[Opening RECORDS SUPPLIED section]
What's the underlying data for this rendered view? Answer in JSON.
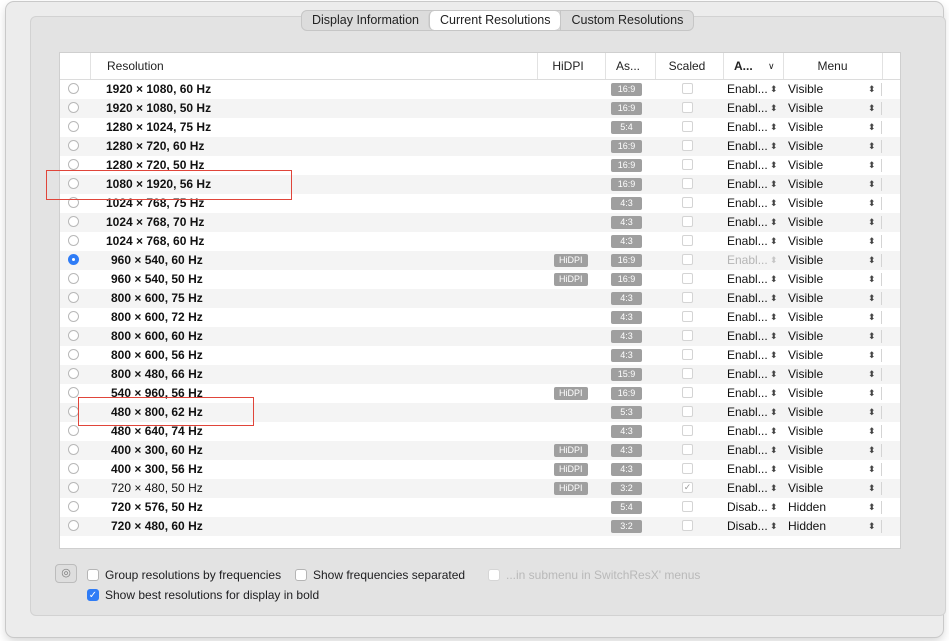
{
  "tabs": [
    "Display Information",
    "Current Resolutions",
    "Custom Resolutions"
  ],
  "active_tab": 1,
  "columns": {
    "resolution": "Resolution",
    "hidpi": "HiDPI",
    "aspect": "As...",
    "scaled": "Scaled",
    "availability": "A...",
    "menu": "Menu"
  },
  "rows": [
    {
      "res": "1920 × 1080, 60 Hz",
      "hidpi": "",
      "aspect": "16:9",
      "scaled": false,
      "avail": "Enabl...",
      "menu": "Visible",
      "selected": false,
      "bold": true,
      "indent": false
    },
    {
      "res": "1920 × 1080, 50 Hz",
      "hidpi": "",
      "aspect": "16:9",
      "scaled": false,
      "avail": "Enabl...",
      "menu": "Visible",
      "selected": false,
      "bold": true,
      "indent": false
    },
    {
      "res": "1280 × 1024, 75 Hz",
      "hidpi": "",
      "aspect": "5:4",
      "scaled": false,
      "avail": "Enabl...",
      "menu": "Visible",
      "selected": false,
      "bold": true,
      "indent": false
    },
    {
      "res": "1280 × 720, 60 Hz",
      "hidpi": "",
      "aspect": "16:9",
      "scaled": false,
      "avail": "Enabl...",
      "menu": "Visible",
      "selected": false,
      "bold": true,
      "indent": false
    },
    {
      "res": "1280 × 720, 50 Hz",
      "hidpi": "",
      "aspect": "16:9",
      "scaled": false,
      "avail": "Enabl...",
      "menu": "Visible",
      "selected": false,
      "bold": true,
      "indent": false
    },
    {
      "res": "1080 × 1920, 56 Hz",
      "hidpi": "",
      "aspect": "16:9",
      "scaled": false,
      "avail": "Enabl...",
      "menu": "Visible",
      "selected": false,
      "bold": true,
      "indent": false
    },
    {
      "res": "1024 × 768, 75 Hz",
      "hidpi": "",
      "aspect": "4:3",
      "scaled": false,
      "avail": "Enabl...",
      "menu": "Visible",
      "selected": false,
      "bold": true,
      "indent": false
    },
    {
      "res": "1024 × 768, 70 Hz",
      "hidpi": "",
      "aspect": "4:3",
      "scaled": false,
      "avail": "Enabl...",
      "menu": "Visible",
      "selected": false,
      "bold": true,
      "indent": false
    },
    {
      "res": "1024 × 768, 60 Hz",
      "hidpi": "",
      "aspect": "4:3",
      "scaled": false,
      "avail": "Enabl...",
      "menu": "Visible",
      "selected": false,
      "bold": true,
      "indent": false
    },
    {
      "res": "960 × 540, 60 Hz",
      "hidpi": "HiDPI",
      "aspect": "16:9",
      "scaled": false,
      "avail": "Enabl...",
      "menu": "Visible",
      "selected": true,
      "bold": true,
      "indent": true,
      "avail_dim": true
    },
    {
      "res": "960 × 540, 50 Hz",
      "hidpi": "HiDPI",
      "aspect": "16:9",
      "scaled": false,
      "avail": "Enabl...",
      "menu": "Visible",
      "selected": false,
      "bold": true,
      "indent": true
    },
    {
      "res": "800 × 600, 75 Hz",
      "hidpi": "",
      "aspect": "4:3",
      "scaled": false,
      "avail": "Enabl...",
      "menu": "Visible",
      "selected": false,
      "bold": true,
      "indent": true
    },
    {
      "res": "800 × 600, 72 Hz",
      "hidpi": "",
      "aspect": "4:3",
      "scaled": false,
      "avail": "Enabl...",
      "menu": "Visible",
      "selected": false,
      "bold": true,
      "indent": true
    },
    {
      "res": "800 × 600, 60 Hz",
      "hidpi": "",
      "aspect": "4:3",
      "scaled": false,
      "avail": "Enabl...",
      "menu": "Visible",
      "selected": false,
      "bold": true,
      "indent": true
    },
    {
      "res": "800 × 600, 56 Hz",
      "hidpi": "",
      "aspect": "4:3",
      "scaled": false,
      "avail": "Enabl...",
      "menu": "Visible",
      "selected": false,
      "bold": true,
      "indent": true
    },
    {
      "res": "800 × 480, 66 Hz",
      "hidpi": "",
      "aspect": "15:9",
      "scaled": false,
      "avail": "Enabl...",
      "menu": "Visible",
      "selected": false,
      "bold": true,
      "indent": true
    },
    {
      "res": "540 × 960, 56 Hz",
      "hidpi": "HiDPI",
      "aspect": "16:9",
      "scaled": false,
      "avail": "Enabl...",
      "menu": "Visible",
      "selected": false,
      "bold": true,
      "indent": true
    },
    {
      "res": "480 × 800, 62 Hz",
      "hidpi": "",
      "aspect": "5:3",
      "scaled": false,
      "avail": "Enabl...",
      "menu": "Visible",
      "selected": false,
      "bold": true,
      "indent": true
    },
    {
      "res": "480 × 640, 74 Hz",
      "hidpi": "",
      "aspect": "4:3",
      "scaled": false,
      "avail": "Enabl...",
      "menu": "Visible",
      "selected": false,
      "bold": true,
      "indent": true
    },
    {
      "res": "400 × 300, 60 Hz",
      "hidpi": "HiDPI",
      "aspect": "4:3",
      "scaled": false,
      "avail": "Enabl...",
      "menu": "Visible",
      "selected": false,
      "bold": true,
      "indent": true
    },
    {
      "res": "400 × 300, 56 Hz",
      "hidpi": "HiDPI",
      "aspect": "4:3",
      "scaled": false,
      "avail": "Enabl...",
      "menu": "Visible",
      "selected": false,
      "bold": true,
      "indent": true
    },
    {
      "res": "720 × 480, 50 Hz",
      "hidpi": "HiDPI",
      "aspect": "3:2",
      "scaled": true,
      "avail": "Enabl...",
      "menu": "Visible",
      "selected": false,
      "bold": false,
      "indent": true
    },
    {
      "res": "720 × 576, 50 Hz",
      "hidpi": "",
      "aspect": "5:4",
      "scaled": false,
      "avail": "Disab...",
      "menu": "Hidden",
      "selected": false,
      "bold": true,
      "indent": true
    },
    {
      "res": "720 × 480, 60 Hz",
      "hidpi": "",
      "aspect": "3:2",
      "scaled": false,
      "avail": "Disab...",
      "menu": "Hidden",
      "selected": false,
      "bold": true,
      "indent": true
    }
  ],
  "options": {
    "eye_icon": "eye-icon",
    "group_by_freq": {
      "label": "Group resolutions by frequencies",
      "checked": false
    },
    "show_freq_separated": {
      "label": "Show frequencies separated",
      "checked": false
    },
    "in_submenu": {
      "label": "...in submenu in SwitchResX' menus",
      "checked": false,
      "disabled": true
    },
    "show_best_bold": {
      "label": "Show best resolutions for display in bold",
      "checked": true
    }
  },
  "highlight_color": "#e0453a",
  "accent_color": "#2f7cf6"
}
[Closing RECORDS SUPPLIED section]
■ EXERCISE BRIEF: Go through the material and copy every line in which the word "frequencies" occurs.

■ WRITTEN RESPONSE:
      "label": "Group resolutions by frequencies",
      "label": "Show frequencies separated",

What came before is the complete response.